Harriet McBryde Johnson Dies

Most people with any familiarity with disability rights or law will have heard the sad news that Johnson unexpectedly died this week. Many disability related blogs have posted moving and detailed tributes to Johnson. I only know Johnson through her published work. She was a gifted writer and a skilled story teller in the Southern American tradition. I was captivated by her style, blunt to a fault and opinionated. This is not a critique but high praise. Her class and dignity surfaced for all when she clashed with Princeton University's Peter Singer in a cover story in the New York Times Magazine section. Her ability to politely skewer Singer and get across a disability rights agenda was nothing short of brilliant. The subsequent book, Too Late to Die Young, built on the New York Times essay and exceeded my sky high expectations.

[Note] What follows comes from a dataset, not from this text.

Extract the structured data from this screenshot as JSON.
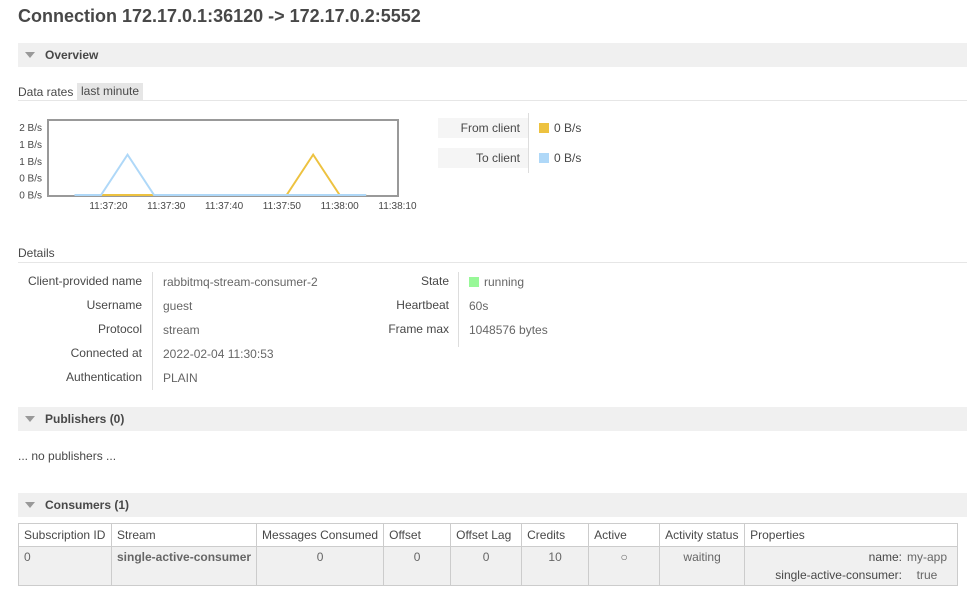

Johnson's death will leave a huge void in the disability community, one I cannot imagine will ever be replaced. As sad as I am for the passing of such a great mind, I mourn for her father David D. Johnson. A parent should never be forced to bury their child. To him, I pass along my deepest and most sincere sympathy. In the weeks and months to come I know I will reread much of what Johnson wrote. The world is a better place because if her efforts and I am grateful for her contribution. This is a small condolence to her family, one I hope they appreciate when they get over the shock of her death.